If towns and cities are ultimately held responsible for affordable-housing obligations dating back to 1999, the scope of those obligations remains unclear.

Fair Share Housing Center has calculated that municipalities across the state could be liable for more than 100,000 affordable-housing units.
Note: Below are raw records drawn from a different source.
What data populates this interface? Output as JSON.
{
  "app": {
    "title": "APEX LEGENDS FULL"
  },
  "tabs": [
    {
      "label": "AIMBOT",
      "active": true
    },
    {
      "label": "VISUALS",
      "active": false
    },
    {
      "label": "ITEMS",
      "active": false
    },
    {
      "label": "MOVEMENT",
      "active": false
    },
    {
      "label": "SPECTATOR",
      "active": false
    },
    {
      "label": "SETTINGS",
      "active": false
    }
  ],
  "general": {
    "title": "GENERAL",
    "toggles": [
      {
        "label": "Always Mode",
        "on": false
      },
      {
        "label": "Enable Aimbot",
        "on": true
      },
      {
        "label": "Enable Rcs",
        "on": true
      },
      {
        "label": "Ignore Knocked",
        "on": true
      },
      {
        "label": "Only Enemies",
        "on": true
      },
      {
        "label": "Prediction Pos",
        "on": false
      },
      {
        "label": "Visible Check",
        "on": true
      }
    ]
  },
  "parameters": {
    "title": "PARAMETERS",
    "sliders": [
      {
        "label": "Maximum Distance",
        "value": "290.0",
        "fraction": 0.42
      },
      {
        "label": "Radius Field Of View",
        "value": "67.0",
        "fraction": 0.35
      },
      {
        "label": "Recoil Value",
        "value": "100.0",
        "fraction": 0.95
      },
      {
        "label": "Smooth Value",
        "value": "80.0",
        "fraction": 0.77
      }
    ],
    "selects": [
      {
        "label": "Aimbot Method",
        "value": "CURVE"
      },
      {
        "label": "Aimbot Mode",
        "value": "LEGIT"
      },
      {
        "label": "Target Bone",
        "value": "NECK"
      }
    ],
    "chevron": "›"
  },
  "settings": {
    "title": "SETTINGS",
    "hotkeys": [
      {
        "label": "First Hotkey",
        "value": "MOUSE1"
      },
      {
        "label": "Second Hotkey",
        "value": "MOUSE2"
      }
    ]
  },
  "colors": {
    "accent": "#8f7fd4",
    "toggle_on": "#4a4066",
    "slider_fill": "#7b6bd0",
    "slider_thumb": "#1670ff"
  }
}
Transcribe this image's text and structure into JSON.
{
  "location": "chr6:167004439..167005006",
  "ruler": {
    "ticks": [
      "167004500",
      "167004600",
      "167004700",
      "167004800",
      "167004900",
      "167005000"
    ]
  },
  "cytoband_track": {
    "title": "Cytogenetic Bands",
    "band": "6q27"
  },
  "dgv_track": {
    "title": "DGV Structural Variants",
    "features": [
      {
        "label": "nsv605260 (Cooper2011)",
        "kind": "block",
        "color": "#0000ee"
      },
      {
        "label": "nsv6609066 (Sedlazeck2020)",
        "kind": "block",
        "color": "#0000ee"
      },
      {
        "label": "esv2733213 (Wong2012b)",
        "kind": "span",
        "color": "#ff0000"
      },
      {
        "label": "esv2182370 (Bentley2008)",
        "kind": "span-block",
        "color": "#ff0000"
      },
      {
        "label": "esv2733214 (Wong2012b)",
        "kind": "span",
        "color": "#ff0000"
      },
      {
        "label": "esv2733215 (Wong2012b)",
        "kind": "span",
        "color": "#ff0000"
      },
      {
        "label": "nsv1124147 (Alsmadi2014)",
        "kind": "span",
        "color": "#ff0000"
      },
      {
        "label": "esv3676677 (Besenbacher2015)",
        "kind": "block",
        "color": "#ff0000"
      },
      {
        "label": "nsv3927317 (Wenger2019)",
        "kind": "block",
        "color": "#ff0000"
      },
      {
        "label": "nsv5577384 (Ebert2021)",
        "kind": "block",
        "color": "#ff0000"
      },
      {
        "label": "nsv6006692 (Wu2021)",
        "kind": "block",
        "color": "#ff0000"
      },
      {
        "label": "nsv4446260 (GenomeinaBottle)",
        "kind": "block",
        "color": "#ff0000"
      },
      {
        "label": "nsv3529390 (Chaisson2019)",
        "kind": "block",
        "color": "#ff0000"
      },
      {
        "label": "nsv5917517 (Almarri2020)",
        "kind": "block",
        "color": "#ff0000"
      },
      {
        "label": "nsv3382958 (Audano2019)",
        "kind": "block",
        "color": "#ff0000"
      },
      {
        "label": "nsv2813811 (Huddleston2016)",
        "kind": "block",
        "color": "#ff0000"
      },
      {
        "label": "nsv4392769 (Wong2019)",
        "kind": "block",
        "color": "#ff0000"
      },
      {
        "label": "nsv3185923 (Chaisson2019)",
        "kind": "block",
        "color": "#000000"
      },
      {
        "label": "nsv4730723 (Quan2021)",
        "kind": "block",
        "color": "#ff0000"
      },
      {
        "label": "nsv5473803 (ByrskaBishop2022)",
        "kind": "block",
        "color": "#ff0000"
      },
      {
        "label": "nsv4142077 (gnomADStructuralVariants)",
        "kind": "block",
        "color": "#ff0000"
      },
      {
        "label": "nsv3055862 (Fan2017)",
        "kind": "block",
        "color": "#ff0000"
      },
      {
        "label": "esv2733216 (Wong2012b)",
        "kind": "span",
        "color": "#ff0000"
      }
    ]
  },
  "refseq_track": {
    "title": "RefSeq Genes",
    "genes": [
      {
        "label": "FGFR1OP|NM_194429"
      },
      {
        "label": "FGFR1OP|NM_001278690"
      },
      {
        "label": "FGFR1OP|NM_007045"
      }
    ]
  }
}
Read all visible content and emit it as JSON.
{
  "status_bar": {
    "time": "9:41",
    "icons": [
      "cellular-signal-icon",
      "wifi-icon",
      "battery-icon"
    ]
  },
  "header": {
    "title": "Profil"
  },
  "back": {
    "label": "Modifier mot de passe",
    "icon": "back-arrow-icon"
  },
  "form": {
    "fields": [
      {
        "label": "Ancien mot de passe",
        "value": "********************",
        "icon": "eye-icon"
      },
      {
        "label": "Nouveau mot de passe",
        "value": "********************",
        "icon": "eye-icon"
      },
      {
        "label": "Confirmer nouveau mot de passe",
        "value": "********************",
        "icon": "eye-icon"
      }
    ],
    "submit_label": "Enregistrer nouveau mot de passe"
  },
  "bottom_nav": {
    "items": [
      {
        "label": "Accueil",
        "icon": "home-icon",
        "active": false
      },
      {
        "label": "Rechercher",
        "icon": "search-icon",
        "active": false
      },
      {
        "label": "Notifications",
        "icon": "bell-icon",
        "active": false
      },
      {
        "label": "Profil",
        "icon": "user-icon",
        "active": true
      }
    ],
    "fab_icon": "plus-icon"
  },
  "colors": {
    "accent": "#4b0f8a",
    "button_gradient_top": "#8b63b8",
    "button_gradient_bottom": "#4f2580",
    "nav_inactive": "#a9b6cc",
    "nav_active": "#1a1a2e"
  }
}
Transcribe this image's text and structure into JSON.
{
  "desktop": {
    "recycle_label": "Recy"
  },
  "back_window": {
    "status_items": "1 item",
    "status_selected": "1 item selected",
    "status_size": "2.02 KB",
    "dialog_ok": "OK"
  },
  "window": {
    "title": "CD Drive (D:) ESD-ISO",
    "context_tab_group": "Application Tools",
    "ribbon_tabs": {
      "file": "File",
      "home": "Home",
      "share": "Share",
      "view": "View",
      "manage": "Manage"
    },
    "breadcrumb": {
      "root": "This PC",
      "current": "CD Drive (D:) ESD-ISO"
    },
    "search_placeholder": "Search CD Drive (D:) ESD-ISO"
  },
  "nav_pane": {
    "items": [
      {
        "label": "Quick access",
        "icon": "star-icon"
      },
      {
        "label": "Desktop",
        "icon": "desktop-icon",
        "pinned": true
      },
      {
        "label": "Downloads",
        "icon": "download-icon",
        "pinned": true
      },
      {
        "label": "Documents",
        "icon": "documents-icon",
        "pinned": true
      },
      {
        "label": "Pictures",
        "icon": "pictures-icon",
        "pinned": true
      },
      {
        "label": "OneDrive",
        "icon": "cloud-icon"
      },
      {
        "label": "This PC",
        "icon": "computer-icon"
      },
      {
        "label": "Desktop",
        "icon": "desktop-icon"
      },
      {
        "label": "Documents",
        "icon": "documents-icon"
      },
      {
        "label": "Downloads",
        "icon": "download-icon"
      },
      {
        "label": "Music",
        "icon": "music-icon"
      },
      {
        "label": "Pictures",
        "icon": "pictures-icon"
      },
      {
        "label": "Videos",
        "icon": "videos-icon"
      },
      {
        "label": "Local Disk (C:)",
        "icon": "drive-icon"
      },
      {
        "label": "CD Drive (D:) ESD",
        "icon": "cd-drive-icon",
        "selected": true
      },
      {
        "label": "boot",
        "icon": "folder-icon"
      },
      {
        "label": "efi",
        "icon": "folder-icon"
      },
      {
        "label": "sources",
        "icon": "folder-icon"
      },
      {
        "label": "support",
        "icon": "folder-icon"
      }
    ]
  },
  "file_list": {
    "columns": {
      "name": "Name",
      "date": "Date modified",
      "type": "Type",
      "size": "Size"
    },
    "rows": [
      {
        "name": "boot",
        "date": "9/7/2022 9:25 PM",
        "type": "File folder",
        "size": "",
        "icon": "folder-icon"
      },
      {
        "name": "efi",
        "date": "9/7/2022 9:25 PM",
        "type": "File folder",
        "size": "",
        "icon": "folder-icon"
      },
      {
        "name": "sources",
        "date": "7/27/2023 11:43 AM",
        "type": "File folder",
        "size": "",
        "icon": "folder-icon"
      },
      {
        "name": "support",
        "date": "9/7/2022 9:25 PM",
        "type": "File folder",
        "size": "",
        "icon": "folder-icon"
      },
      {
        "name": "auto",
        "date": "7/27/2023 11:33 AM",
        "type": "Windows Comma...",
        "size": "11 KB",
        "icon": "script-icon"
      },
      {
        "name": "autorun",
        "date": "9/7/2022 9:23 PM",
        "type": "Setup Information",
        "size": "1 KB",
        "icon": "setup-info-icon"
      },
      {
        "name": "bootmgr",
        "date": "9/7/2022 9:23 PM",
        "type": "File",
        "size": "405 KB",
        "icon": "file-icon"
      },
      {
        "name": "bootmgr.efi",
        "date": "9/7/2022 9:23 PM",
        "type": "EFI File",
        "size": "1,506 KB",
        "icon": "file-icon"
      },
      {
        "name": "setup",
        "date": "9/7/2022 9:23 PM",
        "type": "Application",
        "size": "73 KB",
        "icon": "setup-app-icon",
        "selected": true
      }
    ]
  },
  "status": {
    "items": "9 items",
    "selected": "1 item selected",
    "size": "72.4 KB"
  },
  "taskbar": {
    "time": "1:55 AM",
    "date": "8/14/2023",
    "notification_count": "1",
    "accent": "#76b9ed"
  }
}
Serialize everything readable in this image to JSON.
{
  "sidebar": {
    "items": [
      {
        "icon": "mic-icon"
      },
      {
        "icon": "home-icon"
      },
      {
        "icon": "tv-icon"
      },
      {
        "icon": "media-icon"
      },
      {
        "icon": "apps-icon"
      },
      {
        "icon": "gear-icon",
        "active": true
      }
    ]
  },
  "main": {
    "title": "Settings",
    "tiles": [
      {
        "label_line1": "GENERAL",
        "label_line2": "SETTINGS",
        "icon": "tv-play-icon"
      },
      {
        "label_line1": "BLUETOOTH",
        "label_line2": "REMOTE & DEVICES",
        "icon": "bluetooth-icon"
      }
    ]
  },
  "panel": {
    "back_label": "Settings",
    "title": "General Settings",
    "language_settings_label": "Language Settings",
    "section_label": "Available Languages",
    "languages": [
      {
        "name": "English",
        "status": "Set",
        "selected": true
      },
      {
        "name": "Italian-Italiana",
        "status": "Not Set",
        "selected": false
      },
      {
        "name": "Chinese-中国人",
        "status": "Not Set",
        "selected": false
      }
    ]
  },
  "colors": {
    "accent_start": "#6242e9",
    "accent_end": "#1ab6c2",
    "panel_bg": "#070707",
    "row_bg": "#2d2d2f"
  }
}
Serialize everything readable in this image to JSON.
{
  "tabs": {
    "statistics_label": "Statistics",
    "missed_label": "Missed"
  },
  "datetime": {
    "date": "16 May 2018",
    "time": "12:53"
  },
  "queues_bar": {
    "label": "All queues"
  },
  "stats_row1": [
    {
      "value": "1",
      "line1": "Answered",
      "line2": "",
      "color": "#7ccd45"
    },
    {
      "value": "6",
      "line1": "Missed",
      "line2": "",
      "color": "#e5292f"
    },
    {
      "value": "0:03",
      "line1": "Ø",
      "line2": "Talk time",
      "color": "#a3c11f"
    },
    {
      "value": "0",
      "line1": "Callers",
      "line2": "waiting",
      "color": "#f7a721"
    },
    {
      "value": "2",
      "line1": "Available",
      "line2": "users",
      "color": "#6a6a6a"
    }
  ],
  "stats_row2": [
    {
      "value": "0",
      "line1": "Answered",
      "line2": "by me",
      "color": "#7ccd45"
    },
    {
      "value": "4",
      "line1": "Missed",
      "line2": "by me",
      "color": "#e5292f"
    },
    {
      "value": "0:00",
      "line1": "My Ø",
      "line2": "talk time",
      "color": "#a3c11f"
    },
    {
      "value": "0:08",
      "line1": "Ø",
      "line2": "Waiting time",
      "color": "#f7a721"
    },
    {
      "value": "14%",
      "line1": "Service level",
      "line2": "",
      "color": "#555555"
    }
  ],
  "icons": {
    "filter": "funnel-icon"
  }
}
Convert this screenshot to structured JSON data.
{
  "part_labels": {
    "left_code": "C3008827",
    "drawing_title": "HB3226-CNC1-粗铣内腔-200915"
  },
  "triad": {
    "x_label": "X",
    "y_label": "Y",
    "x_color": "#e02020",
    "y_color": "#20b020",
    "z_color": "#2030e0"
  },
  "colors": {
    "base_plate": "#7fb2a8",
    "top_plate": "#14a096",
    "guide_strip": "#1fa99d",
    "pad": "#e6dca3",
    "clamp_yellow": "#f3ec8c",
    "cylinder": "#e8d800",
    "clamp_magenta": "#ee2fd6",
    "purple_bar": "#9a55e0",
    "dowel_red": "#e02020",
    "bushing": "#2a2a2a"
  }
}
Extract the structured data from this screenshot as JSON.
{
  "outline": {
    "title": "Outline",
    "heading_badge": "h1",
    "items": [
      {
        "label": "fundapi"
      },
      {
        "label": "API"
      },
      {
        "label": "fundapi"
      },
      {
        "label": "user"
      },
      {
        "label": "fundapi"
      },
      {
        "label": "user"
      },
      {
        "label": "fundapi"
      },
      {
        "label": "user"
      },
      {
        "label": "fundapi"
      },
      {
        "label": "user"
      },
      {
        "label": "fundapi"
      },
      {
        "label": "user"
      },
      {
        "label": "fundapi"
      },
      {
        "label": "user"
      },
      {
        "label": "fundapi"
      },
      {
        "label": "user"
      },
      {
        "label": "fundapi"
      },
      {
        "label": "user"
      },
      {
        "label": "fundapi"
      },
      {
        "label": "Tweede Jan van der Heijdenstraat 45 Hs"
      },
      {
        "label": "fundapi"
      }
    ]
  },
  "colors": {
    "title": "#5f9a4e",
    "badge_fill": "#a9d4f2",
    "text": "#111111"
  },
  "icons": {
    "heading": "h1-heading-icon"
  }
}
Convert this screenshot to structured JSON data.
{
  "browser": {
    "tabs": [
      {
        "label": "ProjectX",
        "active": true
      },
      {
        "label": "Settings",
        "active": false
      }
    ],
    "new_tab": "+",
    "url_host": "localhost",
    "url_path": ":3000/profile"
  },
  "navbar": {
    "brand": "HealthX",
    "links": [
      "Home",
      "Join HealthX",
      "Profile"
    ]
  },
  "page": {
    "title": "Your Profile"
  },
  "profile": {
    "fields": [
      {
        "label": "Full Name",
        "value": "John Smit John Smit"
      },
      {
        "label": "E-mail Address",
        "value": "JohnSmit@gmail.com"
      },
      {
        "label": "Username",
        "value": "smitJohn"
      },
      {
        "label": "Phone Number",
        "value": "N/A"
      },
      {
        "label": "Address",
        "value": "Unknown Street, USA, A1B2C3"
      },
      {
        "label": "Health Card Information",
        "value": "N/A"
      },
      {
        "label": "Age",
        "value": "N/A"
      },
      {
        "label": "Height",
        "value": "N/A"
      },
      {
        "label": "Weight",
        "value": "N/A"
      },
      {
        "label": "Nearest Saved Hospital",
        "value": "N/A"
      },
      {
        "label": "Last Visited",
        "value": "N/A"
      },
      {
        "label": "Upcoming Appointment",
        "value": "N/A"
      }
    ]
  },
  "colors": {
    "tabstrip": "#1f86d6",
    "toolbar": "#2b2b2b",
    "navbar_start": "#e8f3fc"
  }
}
Mr. Surenian called that number “patently unrealistic” and said the municipalities’ so-called gap-period obligation would be closer to 37,000 units.

In Randolph, a town in Morris County in northern New Jersey, four developers have filed court motions alleging the town isn’t meeting its constitutionally required affordable-housing mandate.

One of those developers, Canoe Brook Management, is trying to build a $40 million luxury-apartment development with 15% of the units set aside for affordable housing.

Darren Carney, Randolph’s planning administrator, said the town’s own analysis shows it has already satisfied its affordable-housing requirements through 2025.

“Randolph has constructed affordable housing and it always has in the past met prior obligations,” he said. “At the end of the day, our housing plan says we don’t need any more affordable-housing units.”

But if the developer can show that Randolph hasn’t zoned for an adequate amount of affordable housing, which the developer seeks to provide, it stands a better chance of securing the necessary zoning approvals for its project, said Devra Goldberg, a partner at Canoe Brook.

“Our project would be a great way for them to provide some of their affordable-housing obligation,” Ms. Goldberg said.

Fair Share Housing Center, which intervened in the Canoe Brook case, filed court papers claiming Randolph needs to zone for 1,447 additional affordable-housing units to meet government requirements.

The discrepancy between the two sides’ affordable housing calculations stems in part from the disagreement over whether Randolph is responsible for gap-period obligations.

If the appellate panel rules that Barnegat is responsible for the gap-period obligation, Randolph and other municipalities could be forced to approve zoning applications they otherwise wouldn’t to meet their affordable-housing mandates.

A consortium of 288 municipalities filed court documents supporting Barnegat in the appellate-court case. Mr. Surenian said he expects whichever side loses to appeal the ruling to the state Supreme Court.